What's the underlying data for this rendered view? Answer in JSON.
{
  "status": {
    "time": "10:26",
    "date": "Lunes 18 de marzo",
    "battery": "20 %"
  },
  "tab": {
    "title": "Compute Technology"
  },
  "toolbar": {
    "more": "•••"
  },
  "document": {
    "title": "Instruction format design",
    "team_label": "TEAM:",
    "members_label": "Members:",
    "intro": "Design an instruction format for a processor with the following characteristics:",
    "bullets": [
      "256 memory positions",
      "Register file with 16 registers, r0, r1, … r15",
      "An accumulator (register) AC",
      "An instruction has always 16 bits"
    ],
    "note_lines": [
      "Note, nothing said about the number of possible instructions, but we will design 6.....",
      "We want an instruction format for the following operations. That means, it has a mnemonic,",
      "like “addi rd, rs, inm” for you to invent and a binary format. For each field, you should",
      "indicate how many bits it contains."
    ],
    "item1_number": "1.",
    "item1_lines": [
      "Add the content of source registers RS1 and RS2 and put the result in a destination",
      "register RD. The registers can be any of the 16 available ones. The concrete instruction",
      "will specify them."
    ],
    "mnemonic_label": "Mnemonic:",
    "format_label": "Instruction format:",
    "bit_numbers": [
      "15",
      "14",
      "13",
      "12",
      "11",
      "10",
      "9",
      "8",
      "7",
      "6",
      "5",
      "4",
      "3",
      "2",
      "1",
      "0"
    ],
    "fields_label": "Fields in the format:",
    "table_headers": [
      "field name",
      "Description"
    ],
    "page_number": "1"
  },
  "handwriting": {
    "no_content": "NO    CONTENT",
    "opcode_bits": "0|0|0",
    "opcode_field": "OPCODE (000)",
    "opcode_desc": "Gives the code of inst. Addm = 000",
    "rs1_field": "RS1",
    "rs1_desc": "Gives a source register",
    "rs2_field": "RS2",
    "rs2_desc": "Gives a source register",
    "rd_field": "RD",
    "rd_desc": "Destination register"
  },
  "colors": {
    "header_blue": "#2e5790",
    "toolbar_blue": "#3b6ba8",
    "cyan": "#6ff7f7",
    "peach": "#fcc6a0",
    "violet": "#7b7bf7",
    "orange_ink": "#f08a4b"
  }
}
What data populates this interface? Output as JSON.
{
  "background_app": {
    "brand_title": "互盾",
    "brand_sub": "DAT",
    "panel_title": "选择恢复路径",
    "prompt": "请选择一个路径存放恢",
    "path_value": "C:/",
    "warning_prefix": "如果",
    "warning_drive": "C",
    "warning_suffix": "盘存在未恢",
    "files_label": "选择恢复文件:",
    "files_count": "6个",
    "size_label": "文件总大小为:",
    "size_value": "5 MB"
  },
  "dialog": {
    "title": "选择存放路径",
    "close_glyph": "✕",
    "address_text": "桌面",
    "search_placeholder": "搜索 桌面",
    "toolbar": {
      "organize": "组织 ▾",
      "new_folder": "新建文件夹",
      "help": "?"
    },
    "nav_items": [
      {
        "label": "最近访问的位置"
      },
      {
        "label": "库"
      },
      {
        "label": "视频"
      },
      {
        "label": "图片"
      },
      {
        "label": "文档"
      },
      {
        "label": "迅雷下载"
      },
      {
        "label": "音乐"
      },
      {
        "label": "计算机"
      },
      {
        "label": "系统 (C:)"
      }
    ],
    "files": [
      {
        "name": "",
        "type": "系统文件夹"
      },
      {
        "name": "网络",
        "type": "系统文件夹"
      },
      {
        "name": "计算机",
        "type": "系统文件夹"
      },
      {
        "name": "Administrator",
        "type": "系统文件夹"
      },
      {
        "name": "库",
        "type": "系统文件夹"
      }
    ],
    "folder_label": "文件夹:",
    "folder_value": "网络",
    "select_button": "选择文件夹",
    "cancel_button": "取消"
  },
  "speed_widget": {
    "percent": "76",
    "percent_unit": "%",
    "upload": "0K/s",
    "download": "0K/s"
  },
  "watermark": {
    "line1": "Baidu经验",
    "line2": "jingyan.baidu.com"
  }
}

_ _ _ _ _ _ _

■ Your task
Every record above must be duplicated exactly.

■ Task output
What's the underlying data for this rendered view? Answer in JSON.
{
  "status": {
    "time": "10:26",
    "date": "Lunes 18 de marzo",
    "battery": "20 %"
  },
  "tab": {
    "title": "Compute Technology"
  },
  "toolbar": {
    "more": "•••"
  },
  "document": {
    "title": "Instruction format design",
    "team_label": "TEAM:",
    "members_label": "Members:",
    "intro": "Design an instruction format for a processor with the following characteristics:",
    "bullets": [
      "256 memory positions",
      "Register file with 16 registers, r0, r1, … r15",
      "An accumulator (register) AC",
      "An instruction has always 16 bits"
    ],
    "note_lines": [
      "Note, nothing said about the number of possible instructions, but we will design 6.....",
      "We want an instruction format for the following operations. That means, it has a mnemonic,",
      "like “addi rd, rs, inm” for you to invent and a binary format. For each field, you should",
      "indicate how many bits it contains."
    ],
    "item1_number": "1.",
    "item1_lines": [
      "Add the content of source registers RS1 and RS2 and put the result in a destination",
      "register RD. The registers can be any of the 16 available ones. The concrete instruction",
      "will specify them."
    ],
    "mnemonic_label": "Mnemonic:",
    "format_label": "Instruction format:",
    "bit_numbers": [
      "15",
      "14",
      "13",
      "12",
      "11",
      "10",
      "9",
      "8",
      "7",
      "6",
      "5",
      "4",
      "3",
      "2",
      "1",
      "0"
    ],
    "fields_label": "Fields in the format:",
    "table_headers": [
      "field name",
      "Description"
    ],
    "page_number": "1"
  },
  "handwriting": {
    "no_content": "NO    CONTENT",
    "opcode_bits": "0|0|0",
    "opcode_field": "OPCODE (000)",
    "opcode_desc": "Gives the code of inst. Addm = 000",
    "rs1_field": "RS1",
    "rs1_desc": "Gives a source register",
    "rs2_field": "RS2",
    "rs2_desc": "Gives a source register",
    "rd_field": "RD",
    "rd_desc": "Destination register"
  },
  "colors": {
    "header_blue": "#2e5790",
    "toolbar_blue": "#3b6ba8",
    "cyan": "#6ff7f7",
    "peach": "#fcc6a0",
    "violet": "#7b7bf7",
    "orange_ink": "#f08a4b"
  }
}
What data populates this interface? Output as JSON.
{
  "background_app": {
    "brand_title": "互盾",
    "brand_sub": "DAT",
    "panel_title": "选择恢复路径",
    "prompt": "请选择一个路径存放恢",
    "path_value": "C:/",
    "warning_prefix": "如果",
    "warning_drive": "C",
    "warning_suffix": "盘存在未恢",
    "files_label": "选择恢复文件:",
    "files_count": "6个",
    "size_label": "文件总大小为:",
    "size_value": "5 MB"
  },
  "dialog": {
    "title": "选择存放路径",
    "close_glyph": "✕",
    "address_text": "桌面",
    "search_placeholder": "搜索 桌面",
    "toolbar": {
      "organize": "组织 ▾",
      "new_folder": "新建文件夹",
      "help": "?"
    },
    "nav_items": [
      {
        "label": "最近访问的位置"
      },
      {
        "label": "库"
      },
      {
        "label": "视频"
      },
      {
        "label": "图片"
      },
      {
        "label": "文档"
      },
      {
        "label": "迅雷下载"
      },
      {
        "label": "音乐"
      },
      {
        "label": "计算机"
      },
      {
        "label": "系统 (C:)"
      }
    ],
    "files": [
      {
        "name": "",
        "type": "系统文件夹"
      },
      {
        "name": "网络",
        "type": "系统文件夹"
      },
      {
        "name": "计算机",
        "type": "系统文件夹"
      },
      {
        "name": "Administrator",
        "type": "系统文件夹"
      },
      {
        "name": "库",
        "type": "系统文件夹"
      }
    ],
    "folder_label": "文件夹:",
    "folder_value": "网络",
    "select_button": "选择文件夹",
    "cancel_button": "取消"
  },
  "speed_widget": {
    "percent": "76",
    "percent_unit": "%",
    "upload": "0K/s",
    "download": "0K/s"
  },
  "watermark": {
    "line1": "Baidu经验",
    "line2": "jingyan.baidu.com"
  }
}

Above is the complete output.